**TASK STATEMENT:**
Take each line in the entries below that holds "appears" and show it.

====== GIVEN RECORDS ======

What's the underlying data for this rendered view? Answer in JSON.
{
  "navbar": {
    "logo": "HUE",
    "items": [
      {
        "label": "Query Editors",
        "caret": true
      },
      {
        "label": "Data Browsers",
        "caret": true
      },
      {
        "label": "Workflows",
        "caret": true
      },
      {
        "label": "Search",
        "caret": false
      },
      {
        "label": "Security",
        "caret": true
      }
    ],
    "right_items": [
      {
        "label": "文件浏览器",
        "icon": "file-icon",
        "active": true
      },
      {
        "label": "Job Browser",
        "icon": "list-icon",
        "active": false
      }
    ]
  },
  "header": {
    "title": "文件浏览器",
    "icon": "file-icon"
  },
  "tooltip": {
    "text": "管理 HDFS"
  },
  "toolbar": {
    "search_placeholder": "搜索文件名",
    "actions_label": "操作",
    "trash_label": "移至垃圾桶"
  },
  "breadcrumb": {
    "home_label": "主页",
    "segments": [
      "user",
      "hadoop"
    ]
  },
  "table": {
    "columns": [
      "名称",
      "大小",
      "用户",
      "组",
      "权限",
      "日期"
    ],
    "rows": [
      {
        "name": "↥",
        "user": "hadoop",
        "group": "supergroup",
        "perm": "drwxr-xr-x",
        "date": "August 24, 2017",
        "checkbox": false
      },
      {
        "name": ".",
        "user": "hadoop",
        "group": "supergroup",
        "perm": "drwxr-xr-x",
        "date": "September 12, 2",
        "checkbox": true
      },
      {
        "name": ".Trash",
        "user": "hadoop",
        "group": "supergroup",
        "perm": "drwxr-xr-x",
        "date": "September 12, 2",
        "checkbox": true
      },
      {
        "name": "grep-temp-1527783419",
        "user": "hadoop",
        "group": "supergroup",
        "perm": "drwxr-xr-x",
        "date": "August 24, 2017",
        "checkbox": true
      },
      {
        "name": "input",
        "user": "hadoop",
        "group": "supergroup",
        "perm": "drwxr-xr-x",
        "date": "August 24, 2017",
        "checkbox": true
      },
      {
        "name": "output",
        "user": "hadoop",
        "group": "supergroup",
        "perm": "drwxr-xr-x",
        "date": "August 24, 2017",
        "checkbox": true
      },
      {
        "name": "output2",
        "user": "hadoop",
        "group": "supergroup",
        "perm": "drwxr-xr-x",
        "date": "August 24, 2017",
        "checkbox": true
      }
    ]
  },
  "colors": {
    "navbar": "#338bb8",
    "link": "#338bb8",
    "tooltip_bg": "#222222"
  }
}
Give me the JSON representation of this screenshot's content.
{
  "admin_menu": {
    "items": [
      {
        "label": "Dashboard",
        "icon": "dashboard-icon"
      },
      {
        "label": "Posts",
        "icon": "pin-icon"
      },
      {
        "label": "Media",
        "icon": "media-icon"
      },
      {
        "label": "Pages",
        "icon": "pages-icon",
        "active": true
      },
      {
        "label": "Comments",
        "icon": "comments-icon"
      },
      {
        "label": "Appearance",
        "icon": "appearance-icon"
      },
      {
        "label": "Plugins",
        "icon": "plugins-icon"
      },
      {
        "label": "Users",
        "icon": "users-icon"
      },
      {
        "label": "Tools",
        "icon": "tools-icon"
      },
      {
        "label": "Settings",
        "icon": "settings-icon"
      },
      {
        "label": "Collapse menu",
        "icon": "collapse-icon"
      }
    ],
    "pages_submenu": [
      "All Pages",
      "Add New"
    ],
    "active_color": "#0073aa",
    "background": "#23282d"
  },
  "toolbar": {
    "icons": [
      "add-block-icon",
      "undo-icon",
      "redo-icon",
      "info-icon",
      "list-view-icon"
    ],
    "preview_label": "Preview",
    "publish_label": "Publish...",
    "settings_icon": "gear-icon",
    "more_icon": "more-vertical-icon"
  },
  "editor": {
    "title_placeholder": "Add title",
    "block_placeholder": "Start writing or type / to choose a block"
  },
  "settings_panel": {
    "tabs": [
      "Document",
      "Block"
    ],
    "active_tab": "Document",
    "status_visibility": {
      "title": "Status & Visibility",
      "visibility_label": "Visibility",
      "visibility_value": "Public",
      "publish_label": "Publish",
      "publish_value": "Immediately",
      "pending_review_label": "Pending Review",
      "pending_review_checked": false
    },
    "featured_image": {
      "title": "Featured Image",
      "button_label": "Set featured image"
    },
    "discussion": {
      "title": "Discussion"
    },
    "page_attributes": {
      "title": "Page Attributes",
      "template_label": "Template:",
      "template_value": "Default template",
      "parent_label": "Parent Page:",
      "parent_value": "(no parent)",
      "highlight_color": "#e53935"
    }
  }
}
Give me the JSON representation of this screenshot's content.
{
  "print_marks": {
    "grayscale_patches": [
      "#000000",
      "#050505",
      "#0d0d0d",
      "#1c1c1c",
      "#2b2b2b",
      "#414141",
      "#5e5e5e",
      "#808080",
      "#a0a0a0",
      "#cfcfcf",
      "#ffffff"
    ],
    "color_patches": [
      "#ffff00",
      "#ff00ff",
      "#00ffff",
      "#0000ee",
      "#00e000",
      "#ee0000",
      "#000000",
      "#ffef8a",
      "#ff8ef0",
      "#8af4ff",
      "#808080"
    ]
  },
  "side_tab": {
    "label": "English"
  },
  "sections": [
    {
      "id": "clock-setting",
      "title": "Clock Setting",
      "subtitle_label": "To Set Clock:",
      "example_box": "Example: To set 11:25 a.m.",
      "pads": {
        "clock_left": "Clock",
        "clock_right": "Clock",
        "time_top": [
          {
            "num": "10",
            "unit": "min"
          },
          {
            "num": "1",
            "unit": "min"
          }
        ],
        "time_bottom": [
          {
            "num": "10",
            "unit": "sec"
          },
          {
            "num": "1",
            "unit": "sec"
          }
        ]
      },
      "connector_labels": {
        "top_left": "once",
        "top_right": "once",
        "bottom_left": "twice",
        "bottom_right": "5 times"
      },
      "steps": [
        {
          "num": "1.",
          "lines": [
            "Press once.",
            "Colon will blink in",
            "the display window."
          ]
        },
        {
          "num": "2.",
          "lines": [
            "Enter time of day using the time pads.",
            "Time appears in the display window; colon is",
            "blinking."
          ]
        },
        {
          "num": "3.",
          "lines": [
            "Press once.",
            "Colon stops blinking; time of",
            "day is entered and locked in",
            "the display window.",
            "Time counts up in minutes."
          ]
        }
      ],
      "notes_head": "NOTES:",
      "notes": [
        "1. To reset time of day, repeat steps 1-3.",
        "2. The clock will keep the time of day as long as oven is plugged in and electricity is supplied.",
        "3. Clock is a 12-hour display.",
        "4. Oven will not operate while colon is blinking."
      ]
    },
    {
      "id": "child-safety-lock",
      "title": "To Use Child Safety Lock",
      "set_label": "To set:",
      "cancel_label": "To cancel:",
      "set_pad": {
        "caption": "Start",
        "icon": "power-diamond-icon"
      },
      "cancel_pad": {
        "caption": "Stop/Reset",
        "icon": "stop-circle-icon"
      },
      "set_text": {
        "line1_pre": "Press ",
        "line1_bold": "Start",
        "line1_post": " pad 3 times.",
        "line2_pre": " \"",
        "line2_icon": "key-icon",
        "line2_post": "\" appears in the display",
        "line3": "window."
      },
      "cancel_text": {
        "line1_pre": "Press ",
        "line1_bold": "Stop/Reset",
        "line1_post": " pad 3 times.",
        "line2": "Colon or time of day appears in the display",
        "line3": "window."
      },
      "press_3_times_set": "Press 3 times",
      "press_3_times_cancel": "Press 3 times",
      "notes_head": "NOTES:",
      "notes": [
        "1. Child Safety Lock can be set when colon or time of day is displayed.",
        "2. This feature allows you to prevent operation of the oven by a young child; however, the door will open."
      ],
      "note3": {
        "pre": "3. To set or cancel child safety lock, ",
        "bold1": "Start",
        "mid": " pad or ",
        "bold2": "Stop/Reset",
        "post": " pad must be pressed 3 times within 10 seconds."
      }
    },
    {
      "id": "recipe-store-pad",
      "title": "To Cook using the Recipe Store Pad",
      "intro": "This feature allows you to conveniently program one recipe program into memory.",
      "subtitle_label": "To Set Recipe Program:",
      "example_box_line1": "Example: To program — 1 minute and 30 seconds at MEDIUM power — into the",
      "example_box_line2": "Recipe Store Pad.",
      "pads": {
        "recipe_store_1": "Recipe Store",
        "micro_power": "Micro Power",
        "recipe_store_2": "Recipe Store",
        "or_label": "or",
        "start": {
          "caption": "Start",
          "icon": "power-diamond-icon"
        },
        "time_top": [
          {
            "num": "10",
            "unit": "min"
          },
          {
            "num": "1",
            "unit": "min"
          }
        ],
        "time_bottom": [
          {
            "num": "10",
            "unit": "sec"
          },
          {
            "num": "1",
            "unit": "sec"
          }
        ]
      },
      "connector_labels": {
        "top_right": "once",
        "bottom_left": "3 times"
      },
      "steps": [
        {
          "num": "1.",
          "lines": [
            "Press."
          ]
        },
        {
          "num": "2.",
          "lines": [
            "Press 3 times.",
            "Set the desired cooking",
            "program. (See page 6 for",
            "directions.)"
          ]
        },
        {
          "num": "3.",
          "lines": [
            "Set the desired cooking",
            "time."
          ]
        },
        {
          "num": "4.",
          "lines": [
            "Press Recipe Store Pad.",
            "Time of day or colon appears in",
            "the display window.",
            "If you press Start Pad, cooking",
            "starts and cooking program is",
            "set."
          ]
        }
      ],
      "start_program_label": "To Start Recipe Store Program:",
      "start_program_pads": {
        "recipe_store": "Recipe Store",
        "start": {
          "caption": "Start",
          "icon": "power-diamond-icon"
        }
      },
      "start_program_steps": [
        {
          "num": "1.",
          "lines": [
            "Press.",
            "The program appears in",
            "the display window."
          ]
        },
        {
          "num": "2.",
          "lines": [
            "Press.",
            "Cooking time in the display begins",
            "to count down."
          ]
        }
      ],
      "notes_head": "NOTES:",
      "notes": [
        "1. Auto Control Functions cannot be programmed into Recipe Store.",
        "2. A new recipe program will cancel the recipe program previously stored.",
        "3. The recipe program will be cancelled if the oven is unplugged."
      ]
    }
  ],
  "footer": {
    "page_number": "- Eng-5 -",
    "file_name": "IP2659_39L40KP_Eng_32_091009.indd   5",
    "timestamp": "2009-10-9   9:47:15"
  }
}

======

**ANSWER TO THIS PROBLEM:**
            "Time appears in the display window; colon is",
        "line2_post": "\" appears in the display",
        "line2": "Colon or time of day appears in the display",
            "Time of day or colon appears in",
            "The program appears in",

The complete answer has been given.